His succesor, Andrew Kittredge, wasn’t as successful. After Chapman fouled out to first, Jed Lowrie got his third hit of the night, a double to right center. Seth Brown, pinch hitting for the right handed Piscottiy against the righty Kittredge, hit a single through the shift to brng in Lowrie with the game’s first run.
The elation of that one run lead was deflated when Mike Brosseau opened the eighth with a double to right center and Mike Zunino brought him home with the tying run on a single to center. The no-hitter and the lead were gone, and, after he struck out Keven Kiermaier looking, so was Manaea. He had pitched magnificently and left the game with a line of one run on two hits and one walk. He struck out 10 Rays on 90 pitches. 63 of them were strikes. Yusmeiro Petit was called on to replace him.
In spite of a blown call on what should have been a 3-6-1 double play, a called that was left standing on review, Petit managed to wiggle out of the inning after a single by Willy Adames had put men on the corners. He also pitched to one batter in the ninth, Margot, who lay down a bunt to third and was thrown out by the slick fielding Chapman. Petit then gave way to Jake Diekman, struck out his two batters.
Kittridge gave way to Pete Fairbanks, who kept the A’s off the board the in eight and who yielded to Jeffrey Springs, who couldn’t in the ninth. Seth Brown, who had driven in the game’s first run in the seventh took Springs 392 feet to right to give Oakland a hard fought and well earned win.
Diekman’s win was his second and brought his ERA down to 1.93, exactly one run higher than Petit’s phenominal 0.93. The loss charged to Springs put his record at 2-1,2.45.
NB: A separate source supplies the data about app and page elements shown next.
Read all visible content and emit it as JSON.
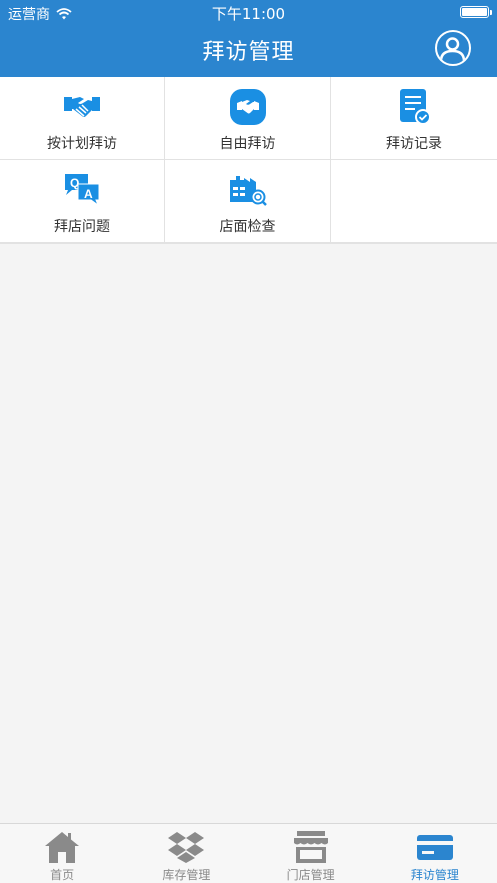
{
  "status_bar": {
    "carrier": "运营商",
    "time": "下午11:00"
  },
  "navbar": {
    "title": "拜访管理",
    "user_icon": "user-circle-icon"
  },
  "menu": [
    {
      "label": "按计划拜访",
      "icon": "handshake-icon"
    },
    {
      "label": "自由拜访",
      "icon": "handshake-badge-icon"
    },
    {
      "label": "拜访记录",
      "icon": "record-document-icon"
    },
    {
      "label": "拜店问题",
      "icon": "qa-chat-icon"
    },
    {
      "label": "店面检查",
      "icon": "store-inspect-icon"
    }
  ],
  "tabbar": {
    "active": "拜访管理",
    "items": [
      {
        "label": "首页",
        "icon": "home-icon"
      },
      {
        "label": "库存管理",
        "icon": "dropbox-boxes-icon"
      },
      {
        "label": "门店管理",
        "icon": "storefront-icon"
      },
      {
        "label": "拜访管理",
        "icon": "card-icon"
      }
    ]
  },
  "colors": {
    "primary": "#2b85cf",
    "icon_blue": "#1a8fe3",
    "inactive": "#8a8a8a",
    "background": "#f4f4f4"
  }
}
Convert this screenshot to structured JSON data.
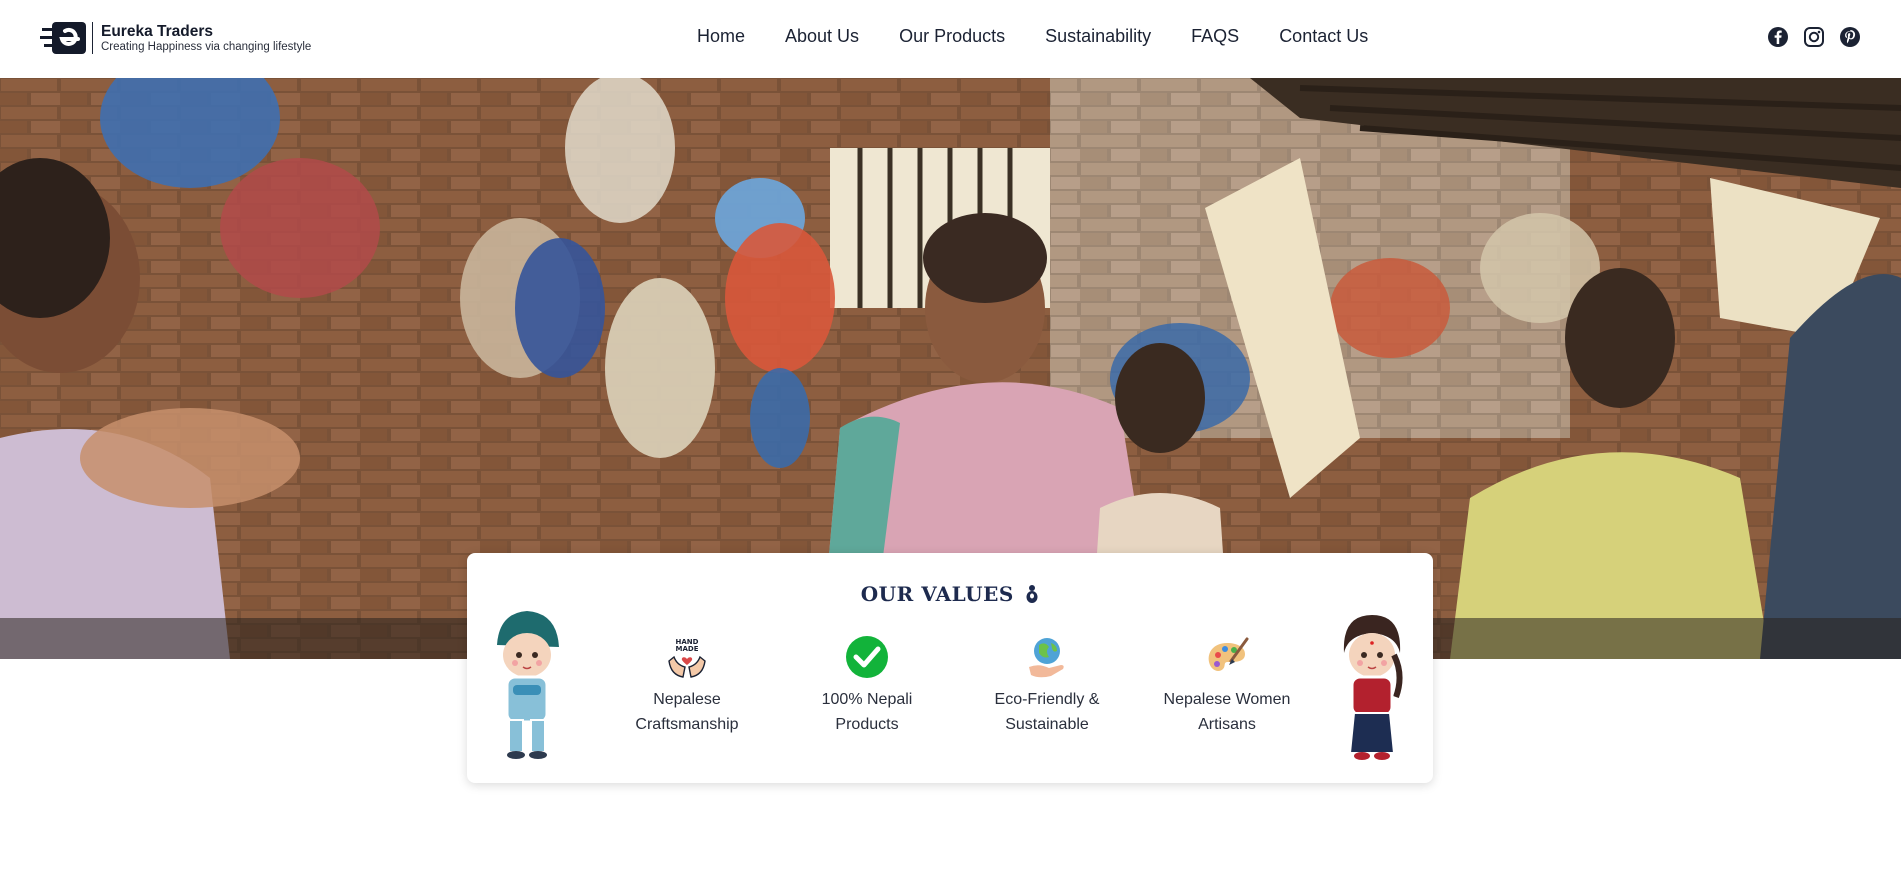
{
  "brand": {
    "name": "Eureka Traders",
    "tagline": "Creating Happiness via changing lifestyle",
    "logo_icon": "eureka-e-logo"
  },
  "nav": {
    "items": [
      {
        "label": "Home"
      },
      {
        "label": "About Us"
      },
      {
        "label": "Our Products"
      },
      {
        "label": "Sustainability"
      },
      {
        "label": "FAQS"
      },
      {
        "label": "Contact Us"
      }
    ]
  },
  "socials": [
    {
      "icon": "facebook-icon"
    },
    {
      "icon": "instagram-icon"
    },
    {
      "icon": "pinterest-icon"
    }
  ],
  "hero": {
    "image": "Nepali women artisans working in a workshop with bags hanging on brick wall"
  },
  "values": {
    "title": "OUR VALUES",
    "items": [
      {
        "line1": "Nepalese",
        "line2": "Craftsmanship",
        "icon": "handmade-hands-icon"
      },
      {
        "line1": "100% Nepali",
        "line2": "Products",
        "icon": "green-check-icon"
      },
      {
        "line1": "Eco-Friendly &",
        "line2": "Sustainable",
        "icon": "globe-in-hand-icon"
      },
      {
        "line1": "Nepalese Women",
        "line2": "Artisans",
        "icon": "paint-palette-icon"
      }
    ]
  },
  "colors": {
    "brand_dark": "#1d2a4e",
    "check_green": "#12b33a"
  }
}
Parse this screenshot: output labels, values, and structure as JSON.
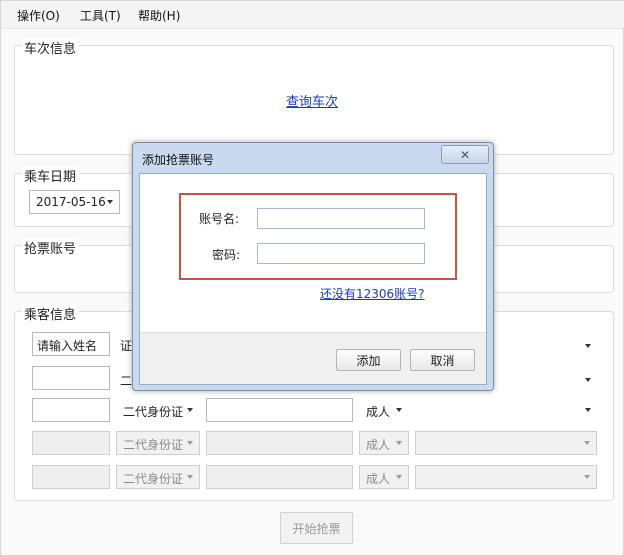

Today’s game is going to be a tough act to follow. Tomorrow’s is slated to start at 1:07, with Frankie Montás (3-2,5.87) going mano a mano against Tyler Glasnow (4-1,2.06)